The NY Times reported this story on Friday. Sure, this is a great thing for Big Pharma, but sucks for the rest of us. The article mentions how data in so-called anonymous databases can be matched back to patients.
I saw a presentation by Purdue's Prof. Tiancheng Li on how easily this can be done. Here's an example.
The Massachusetts Group Insurance Commission (GIC), which is responsible for purchasing health insurance for state employees, publishes for each employee zip, dob, sex, diagnosis, procedure, ... A researcher then purchased the Massachusetts Voter registration list, which contained name, party, ..., zip, dob, sex. Using three attributes--dob, sex, zip--the researcher was able to identify the medical record of then Governor William Weld.
This was a fairly benign example. But consider, for example, insurance companies using similar techniques to identify pre-existing conditions, or employers using them to dig into backgrounds of present or potential employees.
We know we can't trust industry to self-regulate, or place PII about its own self-interests.
It just so happens that we have two new books that deal with this problem, should you care to solve it.
Guide to the De-Identification of Personal Health Information by Khaled El Emam and
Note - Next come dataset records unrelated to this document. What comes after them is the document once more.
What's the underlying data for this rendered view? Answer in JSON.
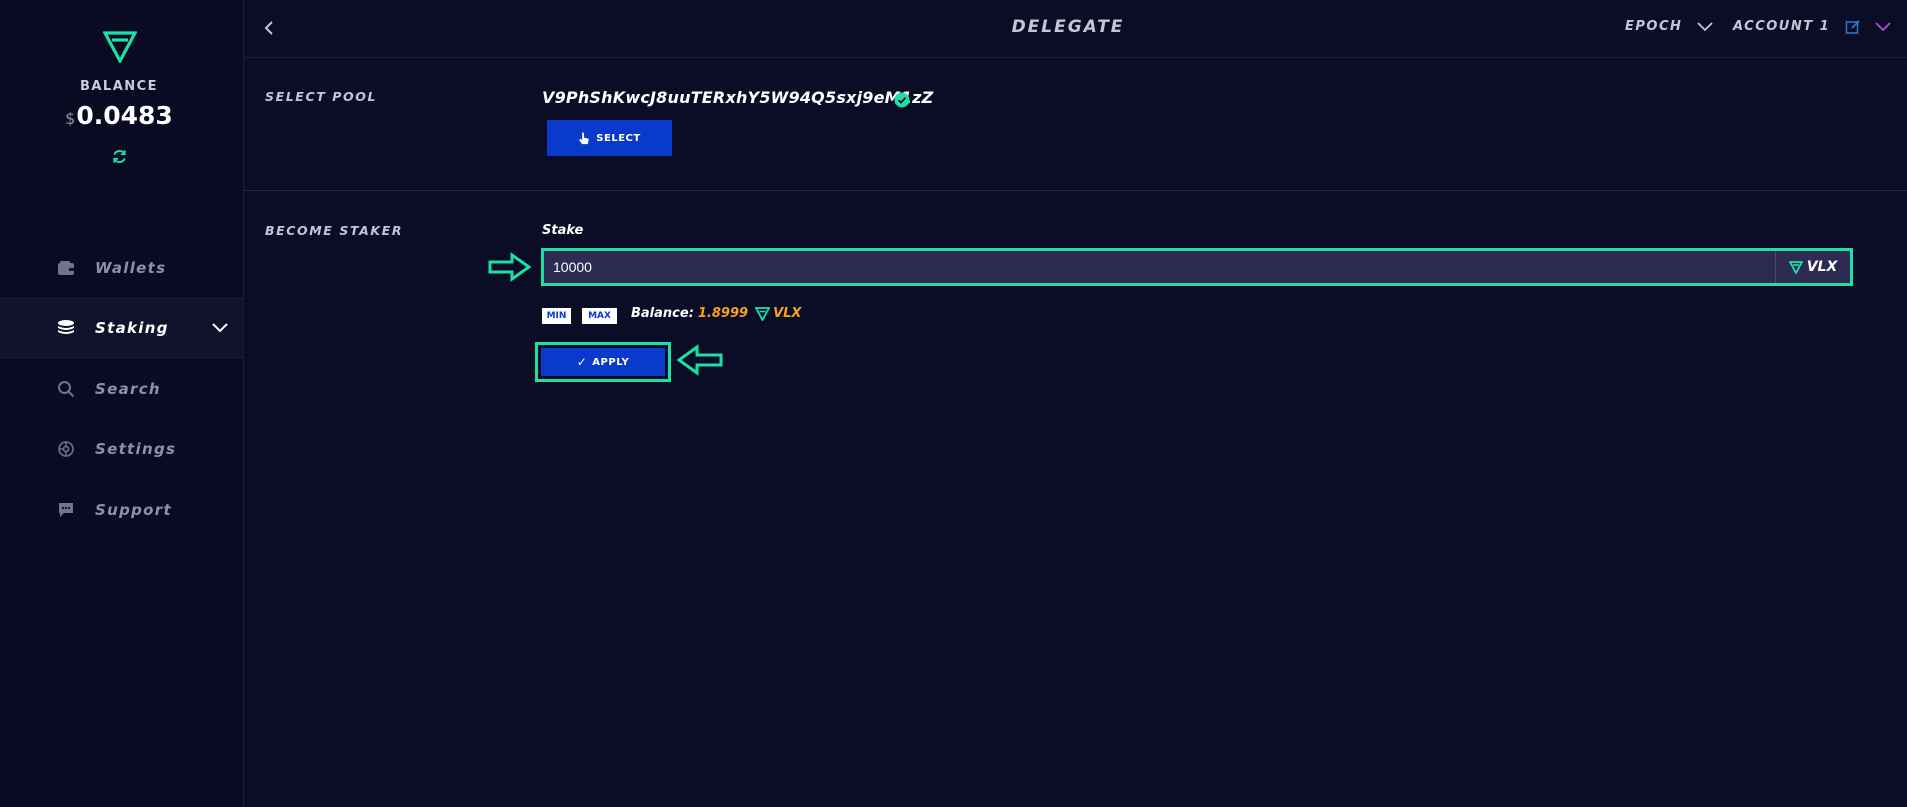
{
  "sidebar": {
    "balance_label": "BALANCE",
    "currency_symbol": "$",
    "balance_value": "0.0483",
    "nav": [
      {
        "label": "Wallets",
        "icon": "wallet-icon",
        "active": false
      },
      {
        "label": "Staking",
        "icon": "coins-stack-icon",
        "active": true
      },
      {
        "label": "Search",
        "icon": "search-icon",
        "active": false
      },
      {
        "label": "Settings",
        "icon": "settings-icon",
        "active": false
      },
      {
        "label": "Support",
        "icon": "chat-bubble-icon",
        "active": false
      }
    ]
  },
  "header": {
    "title": "DELEGATE",
    "epoch_label": "EPOCH",
    "account_label": "ACCOUNT 1"
  },
  "select_pool": {
    "label": "SELECT POOL",
    "pool_address": "V9PhShKwcJ8uuTERxhY5W94Q5sxj9eM1zZ",
    "select_button": "SELECT"
  },
  "become_staker": {
    "label": "BECOME STAKER",
    "stake_label": "Stake",
    "stake_value": "10000",
    "stake_unit": "VLX",
    "min_label": "MIN",
    "max_label": "MAX",
    "balance_label": "Balance:",
    "balance_amount": "1.8999",
    "balance_unit": "VLX",
    "apply_button": "APPLY"
  },
  "colors": {
    "accent": "#1de0a5",
    "primary_button": "#0a3acb",
    "background": "#0b0c26",
    "balance_amount": "#f7a21b"
  }
}
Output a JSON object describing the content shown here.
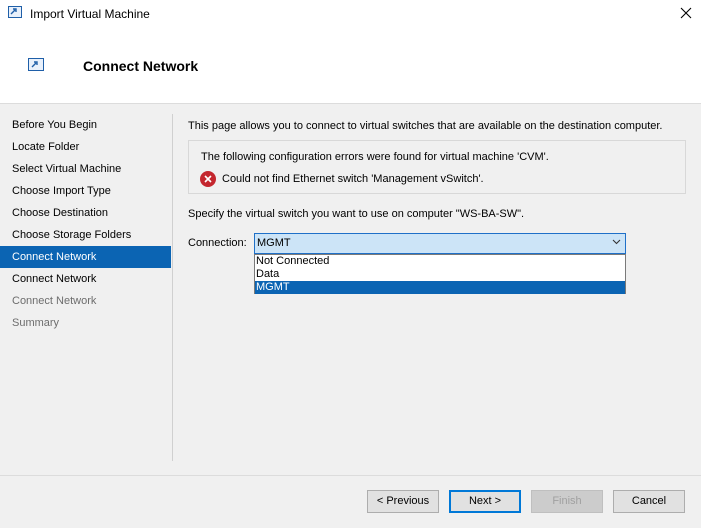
{
  "window": {
    "title": "Import Virtual Machine",
    "close_icon": "close-icon",
    "app_icon": "import-vm-icon"
  },
  "header": {
    "title": "Connect Network",
    "icon": "import-vm-icon"
  },
  "nav": {
    "items": [
      {
        "label": "Before You Begin",
        "state": "normal"
      },
      {
        "label": "Locate Folder",
        "state": "normal"
      },
      {
        "label": "Select Virtual Machine",
        "state": "normal"
      },
      {
        "label": "Choose Import Type",
        "state": "normal"
      },
      {
        "label": "Choose Destination",
        "state": "normal"
      },
      {
        "label": "Choose Storage Folders",
        "state": "normal"
      },
      {
        "label": "Connect Network",
        "state": "selected"
      },
      {
        "label": "Connect Network",
        "state": "normal"
      },
      {
        "label": "Connect Network",
        "state": "disabled"
      },
      {
        "label": "Summary",
        "state": "disabled"
      }
    ]
  },
  "main": {
    "description": "This page allows you to connect to virtual switches that are available on the destination computer.",
    "error_box": {
      "message": "The following configuration errors were found for virtual machine 'CVM'.",
      "detail": "Could not find Ethernet switch 'Management vSwitch'.",
      "icon": "error-icon",
      "icon_color": "#c4262e"
    },
    "specify": "Specify the virtual switch you want to use on computer \"WS-BA-SW\".",
    "connection": {
      "label": "Connection:",
      "value": "MGMT",
      "options": [
        "Not Connected",
        "Data",
        "MGMT"
      ],
      "selected_index": 2
    }
  },
  "footer": {
    "previous": "< Previous",
    "next": "Next >",
    "finish": "Finish",
    "cancel": "Cancel"
  },
  "colors": {
    "accent": "#0b64b3",
    "select_bg": "#cce4f7",
    "error": "#c4262e"
  }
}
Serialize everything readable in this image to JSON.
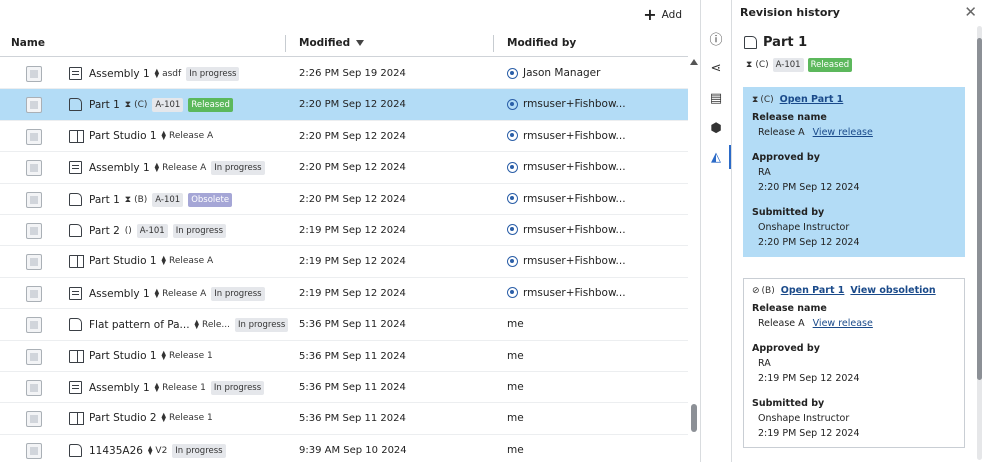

The Complete Book of Data Anonymization: From Planning to Implementation by Balaji Raghunathan.
Click here to read An Overview of Data Anonymization.